(Beginning of Given information)

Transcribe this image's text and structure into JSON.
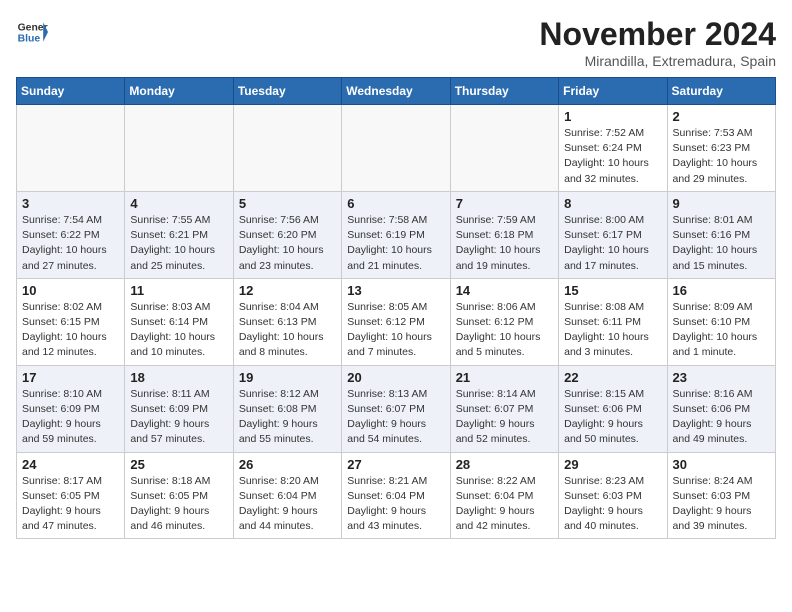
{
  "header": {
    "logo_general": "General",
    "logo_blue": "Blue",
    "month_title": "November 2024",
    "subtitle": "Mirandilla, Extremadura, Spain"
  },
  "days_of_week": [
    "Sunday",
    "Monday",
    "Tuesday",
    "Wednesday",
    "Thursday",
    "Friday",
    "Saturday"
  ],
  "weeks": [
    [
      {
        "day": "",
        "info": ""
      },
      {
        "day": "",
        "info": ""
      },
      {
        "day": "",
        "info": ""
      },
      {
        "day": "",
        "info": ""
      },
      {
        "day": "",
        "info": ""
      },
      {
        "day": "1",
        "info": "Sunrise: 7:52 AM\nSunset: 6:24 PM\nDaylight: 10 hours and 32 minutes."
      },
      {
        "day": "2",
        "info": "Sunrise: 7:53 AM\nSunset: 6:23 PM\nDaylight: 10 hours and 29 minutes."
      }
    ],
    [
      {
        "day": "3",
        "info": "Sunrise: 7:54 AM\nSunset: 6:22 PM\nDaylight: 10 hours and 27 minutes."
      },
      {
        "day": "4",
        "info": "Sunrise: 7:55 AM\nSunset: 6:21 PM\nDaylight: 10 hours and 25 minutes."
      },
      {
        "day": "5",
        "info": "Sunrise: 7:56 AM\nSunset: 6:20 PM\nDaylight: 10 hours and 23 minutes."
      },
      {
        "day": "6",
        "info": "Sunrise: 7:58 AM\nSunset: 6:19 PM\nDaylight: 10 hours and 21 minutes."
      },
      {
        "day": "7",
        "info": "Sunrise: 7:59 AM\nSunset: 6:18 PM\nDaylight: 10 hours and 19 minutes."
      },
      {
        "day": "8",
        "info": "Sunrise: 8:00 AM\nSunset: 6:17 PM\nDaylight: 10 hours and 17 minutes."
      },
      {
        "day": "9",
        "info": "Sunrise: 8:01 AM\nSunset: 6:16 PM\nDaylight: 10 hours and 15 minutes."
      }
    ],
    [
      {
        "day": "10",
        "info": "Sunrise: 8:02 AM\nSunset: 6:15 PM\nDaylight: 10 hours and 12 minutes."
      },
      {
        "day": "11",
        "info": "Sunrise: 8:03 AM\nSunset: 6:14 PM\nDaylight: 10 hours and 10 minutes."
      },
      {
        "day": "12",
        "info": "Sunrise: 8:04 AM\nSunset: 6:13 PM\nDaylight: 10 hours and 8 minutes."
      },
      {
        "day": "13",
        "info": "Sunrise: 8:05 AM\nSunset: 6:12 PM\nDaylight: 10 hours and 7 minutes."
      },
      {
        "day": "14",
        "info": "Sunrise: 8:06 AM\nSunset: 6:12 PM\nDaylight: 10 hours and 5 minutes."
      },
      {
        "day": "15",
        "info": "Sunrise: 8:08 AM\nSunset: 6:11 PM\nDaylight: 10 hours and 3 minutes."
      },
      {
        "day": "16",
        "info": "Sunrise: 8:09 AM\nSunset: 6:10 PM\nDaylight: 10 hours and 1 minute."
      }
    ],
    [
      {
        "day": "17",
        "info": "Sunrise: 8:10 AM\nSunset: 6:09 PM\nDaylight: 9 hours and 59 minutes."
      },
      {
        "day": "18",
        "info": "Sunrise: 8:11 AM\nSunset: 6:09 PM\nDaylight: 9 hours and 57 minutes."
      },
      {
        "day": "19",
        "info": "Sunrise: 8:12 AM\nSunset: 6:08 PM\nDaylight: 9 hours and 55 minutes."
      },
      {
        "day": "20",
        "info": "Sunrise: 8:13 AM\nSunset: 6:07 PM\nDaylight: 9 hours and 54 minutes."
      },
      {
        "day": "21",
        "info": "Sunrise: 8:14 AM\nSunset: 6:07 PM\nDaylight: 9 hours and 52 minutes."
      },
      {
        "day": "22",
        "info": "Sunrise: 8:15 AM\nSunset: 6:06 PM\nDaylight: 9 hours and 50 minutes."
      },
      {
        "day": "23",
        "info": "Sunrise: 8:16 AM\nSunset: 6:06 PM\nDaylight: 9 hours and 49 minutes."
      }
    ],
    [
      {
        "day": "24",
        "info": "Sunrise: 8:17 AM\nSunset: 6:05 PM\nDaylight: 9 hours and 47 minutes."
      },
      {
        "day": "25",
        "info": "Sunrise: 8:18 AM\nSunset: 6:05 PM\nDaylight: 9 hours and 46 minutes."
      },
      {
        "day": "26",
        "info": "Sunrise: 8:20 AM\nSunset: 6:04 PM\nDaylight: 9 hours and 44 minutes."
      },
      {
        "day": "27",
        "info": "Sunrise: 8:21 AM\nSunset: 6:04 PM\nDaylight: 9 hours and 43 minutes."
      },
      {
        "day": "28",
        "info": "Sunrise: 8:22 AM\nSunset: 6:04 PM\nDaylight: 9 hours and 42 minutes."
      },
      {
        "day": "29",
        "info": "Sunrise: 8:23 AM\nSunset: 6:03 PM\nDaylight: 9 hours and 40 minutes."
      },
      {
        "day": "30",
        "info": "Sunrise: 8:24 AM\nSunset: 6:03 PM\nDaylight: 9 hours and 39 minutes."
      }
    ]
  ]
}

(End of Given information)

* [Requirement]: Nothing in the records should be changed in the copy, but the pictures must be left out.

* [Answer for this exercise]:
Transcribe this image's text and structure into JSON.
{
  "header": {
    "logo_general": "General",
    "logo_blue": "Blue",
    "month_title": "November 2024",
    "subtitle": "Mirandilla, Extremadura, Spain"
  },
  "days_of_week": [
    "Sunday",
    "Monday",
    "Tuesday",
    "Wednesday",
    "Thursday",
    "Friday",
    "Saturday"
  ],
  "weeks": [
    [
      {
        "day": "",
        "info": ""
      },
      {
        "day": "",
        "info": ""
      },
      {
        "day": "",
        "info": ""
      },
      {
        "day": "",
        "info": ""
      },
      {
        "day": "",
        "info": ""
      },
      {
        "day": "1",
        "info": "Sunrise: 7:52 AM\nSunset: 6:24 PM\nDaylight: 10 hours and 32 minutes."
      },
      {
        "day": "2",
        "info": "Sunrise: 7:53 AM\nSunset: 6:23 PM\nDaylight: 10 hours and 29 minutes."
      }
    ],
    [
      {
        "day": "3",
        "info": "Sunrise: 7:54 AM\nSunset: 6:22 PM\nDaylight: 10 hours and 27 minutes."
      },
      {
        "day": "4",
        "info": "Sunrise: 7:55 AM\nSunset: 6:21 PM\nDaylight: 10 hours and 25 minutes."
      },
      {
        "day": "5",
        "info": "Sunrise: 7:56 AM\nSunset: 6:20 PM\nDaylight: 10 hours and 23 minutes."
      },
      {
        "day": "6",
        "info": "Sunrise: 7:58 AM\nSunset: 6:19 PM\nDaylight: 10 hours and 21 minutes."
      },
      {
        "day": "7",
        "info": "Sunrise: 7:59 AM\nSunset: 6:18 PM\nDaylight: 10 hours and 19 minutes."
      },
      {
        "day": "8",
        "info": "Sunrise: 8:00 AM\nSunset: 6:17 PM\nDaylight: 10 hours and 17 minutes."
      },
      {
        "day": "9",
        "info": "Sunrise: 8:01 AM\nSunset: 6:16 PM\nDaylight: 10 hours and 15 minutes."
      }
    ],
    [
      {
        "day": "10",
        "info": "Sunrise: 8:02 AM\nSunset: 6:15 PM\nDaylight: 10 hours and 12 minutes."
      },
      {
        "day": "11",
        "info": "Sunrise: 8:03 AM\nSunset: 6:14 PM\nDaylight: 10 hours and 10 minutes."
      },
      {
        "day": "12",
        "info": "Sunrise: 8:04 AM\nSunset: 6:13 PM\nDaylight: 10 hours and 8 minutes."
      },
      {
        "day": "13",
        "info": "Sunrise: 8:05 AM\nSunset: 6:12 PM\nDaylight: 10 hours and 7 minutes."
      },
      {
        "day": "14",
        "info": "Sunrise: 8:06 AM\nSunset: 6:12 PM\nDaylight: 10 hours and 5 minutes."
      },
      {
        "day": "15",
        "info": "Sunrise: 8:08 AM\nSunset: 6:11 PM\nDaylight: 10 hours and 3 minutes."
      },
      {
        "day": "16",
        "info": "Sunrise: 8:09 AM\nSunset: 6:10 PM\nDaylight: 10 hours and 1 minute."
      }
    ],
    [
      {
        "day": "17",
        "info": "Sunrise: 8:10 AM\nSunset: 6:09 PM\nDaylight: 9 hours and 59 minutes."
      },
      {
        "day": "18",
        "info": "Sunrise: 8:11 AM\nSunset: 6:09 PM\nDaylight: 9 hours and 57 minutes."
      },
      {
        "day": "19",
        "info": "Sunrise: 8:12 AM\nSunset: 6:08 PM\nDaylight: 9 hours and 55 minutes."
      },
      {
        "day": "20",
        "info": "Sunrise: 8:13 AM\nSunset: 6:07 PM\nDaylight: 9 hours and 54 minutes."
      },
      {
        "day": "21",
        "info": "Sunrise: 8:14 AM\nSunset: 6:07 PM\nDaylight: 9 hours and 52 minutes."
      },
      {
        "day": "22",
        "info": "Sunrise: 8:15 AM\nSunset: 6:06 PM\nDaylight: 9 hours and 50 minutes."
      },
      {
        "day": "23",
        "info": "Sunrise: 8:16 AM\nSunset: 6:06 PM\nDaylight: 9 hours and 49 minutes."
      }
    ],
    [
      {
        "day": "24",
        "info": "Sunrise: 8:17 AM\nSunset: 6:05 PM\nDaylight: 9 hours and 47 minutes."
      },
      {
        "day": "25",
        "info": "Sunrise: 8:18 AM\nSunset: 6:05 PM\nDaylight: 9 hours and 46 minutes."
      },
      {
        "day": "26",
        "info": "Sunrise: 8:20 AM\nSunset: 6:04 PM\nDaylight: 9 hours and 44 minutes."
      },
      {
        "day": "27",
        "info": "Sunrise: 8:21 AM\nSunset: 6:04 PM\nDaylight: 9 hours and 43 minutes."
      },
      {
        "day": "28",
        "info": "Sunrise: 8:22 AM\nSunset: 6:04 PM\nDaylight: 9 hours and 42 minutes."
      },
      {
        "day": "29",
        "info": "Sunrise: 8:23 AM\nSunset: 6:03 PM\nDaylight: 9 hours and 40 minutes."
      },
      {
        "day": "30",
        "info": "Sunrise: 8:24 AM\nSunset: 6:03 PM\nDaylight: 9 hours and 39 minutes."
      }
    ]
  ]
}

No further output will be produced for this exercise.